## [Task requirements]
Could you set down every entry exactly as it stands, without the images?

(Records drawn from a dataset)
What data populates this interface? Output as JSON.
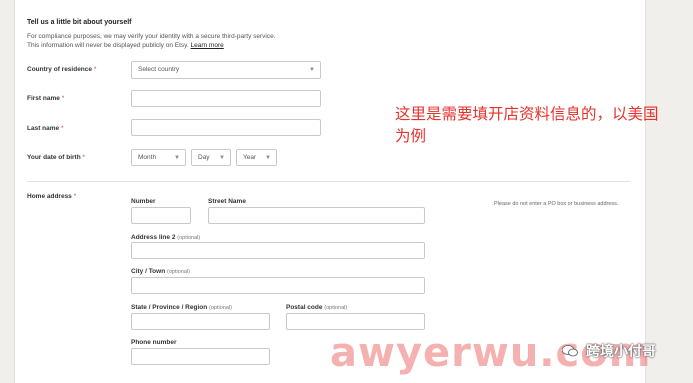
{
  "section": {
    "title": "Tell us a little bit about yourself",
    "intro_line1": "For compliance purposes, we may verify your identity with a secure third-party service.",
    "intro_line2": "This information will never be displayed publicly on Etsy.",
    "learn_more": "Learn more"
  },
  "required_mark": "*",
  "country": {
    "label": "Country of residence",
    "value": "Select country"
  },
  "first_name": {
    "label": "First name",
    "value": ""
  },
  "last_name": {
    "label": "Last name",
    "value": ""
  },
  "dob": {
    "label": "Your date of birth",
    "month": "Month",
    "day": "Day",
    "year": "Year"
  },
  "home_address": {
    "label": "Home address",
    "note": "Please do not enter a PO box or business address.",
    "number_label": "Number",
    "street_label": "Street Name",
    "line2_label": "Address line 2",
    "city_label": "City / Town",
    "state_label": "State / Province / Region",
    "postal_label": "Postal code",
    "phone_label": "Phone number",
    "optional": "(optional)"
  },
  "annotation": {
    "line1": "这里是需要填开店资料信息的，以美国",
    "line2": "为例"
  },
  "watermark": {
    "text": "awyerwu.com",
    "brand": "跨境小付哥"
  },
  "colors": {
    "required": "#d6402f",
    "annotation": "#e8322b",
    "watermark": "#e85050"
  }
}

## [Response area]
What data populates this interface? Output as JSON.
{
  "section": {
    "title": "Tell us a little bit about yourself",
    "intro_line1": "For compliance purposes, we may verify your identity with a secure third-party service.",
    "intro_line2": "This information will never be displayed publicly on Etsy.",
    "learn_more": "Learn more"
  },
  "required_mark": "*",
  "country": {
    "label": "Country of residence",
    "value": "Select country"
  },
  "first_name": {
    "label": "First name",
    "value": ""
  },
  "last_name": {
    "label": "Last name",
    "value": ""
  },
  "dob": {
    "label": "Your date of birth",
    "month": "Month",
    "day": "Day",
    "year": "Year"
  },
  "home_address": {
    "label": "Home address",
    "note": "Please do not enter a PO box or business address.",
    "number_label": "Number",
    "street_label": "Street Name",
    "line2_label": "Address line 2",
    "city_label": "City / Town",
    "state_label": "State / Province / Region",
    "postal_label": "Postal code",
    "phone_label": "Phone number",
    "optional": "(optional)"
  },
  "annotation": {
    "line1": "这里是需要填开店资料信息的，以美国",
    "line2": "为例"
  },
  "watermark": {
    "text": "awyerwu.com",
    "brand": "跨境小付哥"
  },
  "colors": {
    "required": "#d6402f",
    "annotation": "#e8322b",
    "watermark": "#e85050"
  }
}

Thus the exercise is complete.